You would think you wouldn't see these rookie errors at such a high level.
Worked in a graduate admissions office in college. We once turned away a woman who would call the office every day, to ask us questions about the program that we were not able to disclose (average gpa/gmat of class accepted so far, job placement rate - this was a brand new program. the first class hadn't even graduated yet. - for this year, etc.)
Eventually, we rejected her because her resume wasn't as built out as some of our other applicants (I guess this is different for grad school), though we did look at her application with a slight bias...
She flipped a switch and actually came into our office to scream at us.
I know some schools will reject people if their grades are too high, they have too many extra curriculars etc. The thought being that these students are basically perfect and will probably get into an Ivy League school; what is the point of accepting them if they aren't likely to attend?

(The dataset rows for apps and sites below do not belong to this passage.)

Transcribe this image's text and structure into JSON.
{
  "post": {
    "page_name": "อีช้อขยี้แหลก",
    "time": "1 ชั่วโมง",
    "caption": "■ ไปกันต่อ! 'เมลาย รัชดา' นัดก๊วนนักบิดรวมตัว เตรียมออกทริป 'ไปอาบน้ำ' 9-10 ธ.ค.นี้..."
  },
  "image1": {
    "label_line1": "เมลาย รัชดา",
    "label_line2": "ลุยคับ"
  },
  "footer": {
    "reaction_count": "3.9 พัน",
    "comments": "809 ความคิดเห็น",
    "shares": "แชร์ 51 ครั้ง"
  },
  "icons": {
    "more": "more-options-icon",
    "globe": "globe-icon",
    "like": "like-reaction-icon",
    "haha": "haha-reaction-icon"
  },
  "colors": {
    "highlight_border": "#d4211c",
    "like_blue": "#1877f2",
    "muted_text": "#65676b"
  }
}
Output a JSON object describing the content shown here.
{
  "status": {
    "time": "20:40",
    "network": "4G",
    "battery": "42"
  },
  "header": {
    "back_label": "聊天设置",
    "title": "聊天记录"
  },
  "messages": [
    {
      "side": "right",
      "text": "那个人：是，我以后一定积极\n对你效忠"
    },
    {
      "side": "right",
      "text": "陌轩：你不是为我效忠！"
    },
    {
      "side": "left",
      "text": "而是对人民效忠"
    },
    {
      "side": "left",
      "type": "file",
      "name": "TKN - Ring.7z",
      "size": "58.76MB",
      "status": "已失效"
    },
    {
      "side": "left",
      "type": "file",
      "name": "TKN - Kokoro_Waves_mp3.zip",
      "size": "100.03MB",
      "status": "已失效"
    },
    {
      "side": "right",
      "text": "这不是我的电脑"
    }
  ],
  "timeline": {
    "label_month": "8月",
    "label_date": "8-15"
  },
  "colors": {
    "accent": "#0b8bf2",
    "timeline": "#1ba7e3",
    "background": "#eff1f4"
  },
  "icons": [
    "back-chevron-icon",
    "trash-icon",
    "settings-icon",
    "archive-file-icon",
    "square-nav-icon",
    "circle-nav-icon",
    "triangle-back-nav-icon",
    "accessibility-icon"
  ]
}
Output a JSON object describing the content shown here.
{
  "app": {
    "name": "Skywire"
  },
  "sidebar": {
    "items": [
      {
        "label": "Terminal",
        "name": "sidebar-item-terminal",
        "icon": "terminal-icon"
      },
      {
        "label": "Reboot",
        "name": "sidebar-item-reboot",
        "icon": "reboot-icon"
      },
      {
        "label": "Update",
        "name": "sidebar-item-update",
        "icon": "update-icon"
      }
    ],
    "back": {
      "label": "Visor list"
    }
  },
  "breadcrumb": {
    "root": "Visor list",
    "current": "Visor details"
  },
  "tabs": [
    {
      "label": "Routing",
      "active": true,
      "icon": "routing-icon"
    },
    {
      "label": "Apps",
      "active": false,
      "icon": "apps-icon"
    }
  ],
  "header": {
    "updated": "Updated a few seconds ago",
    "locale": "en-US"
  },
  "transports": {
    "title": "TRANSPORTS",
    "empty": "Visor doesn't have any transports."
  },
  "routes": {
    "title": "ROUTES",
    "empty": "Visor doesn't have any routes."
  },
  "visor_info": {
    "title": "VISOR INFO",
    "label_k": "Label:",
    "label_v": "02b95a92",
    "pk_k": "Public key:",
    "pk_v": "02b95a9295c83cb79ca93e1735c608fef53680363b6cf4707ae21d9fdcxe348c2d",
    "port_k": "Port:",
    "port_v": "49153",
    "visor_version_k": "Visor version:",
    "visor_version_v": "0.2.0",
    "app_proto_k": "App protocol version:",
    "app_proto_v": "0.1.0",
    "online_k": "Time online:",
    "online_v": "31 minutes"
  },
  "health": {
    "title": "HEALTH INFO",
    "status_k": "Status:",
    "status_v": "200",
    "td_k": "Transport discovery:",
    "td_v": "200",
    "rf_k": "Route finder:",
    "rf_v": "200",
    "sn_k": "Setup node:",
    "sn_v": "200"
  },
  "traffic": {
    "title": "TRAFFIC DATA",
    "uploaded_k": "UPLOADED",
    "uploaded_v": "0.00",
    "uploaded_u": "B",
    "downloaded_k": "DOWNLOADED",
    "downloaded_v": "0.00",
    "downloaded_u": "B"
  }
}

A variety of felonies, from armed robbery to manslaughter. On the application is a check box question: "Have you ever been convicted of a crime?" What it doesn't tell you is that not only are you unlikely to be admitted if you check yes, but felony convictions are an automatic disqualification by the "review committee". But the other half of the story is, if you check the no box, it's not like we run a background check on you. So I'm confident there are quite a few convicted felons walking around our campus right now.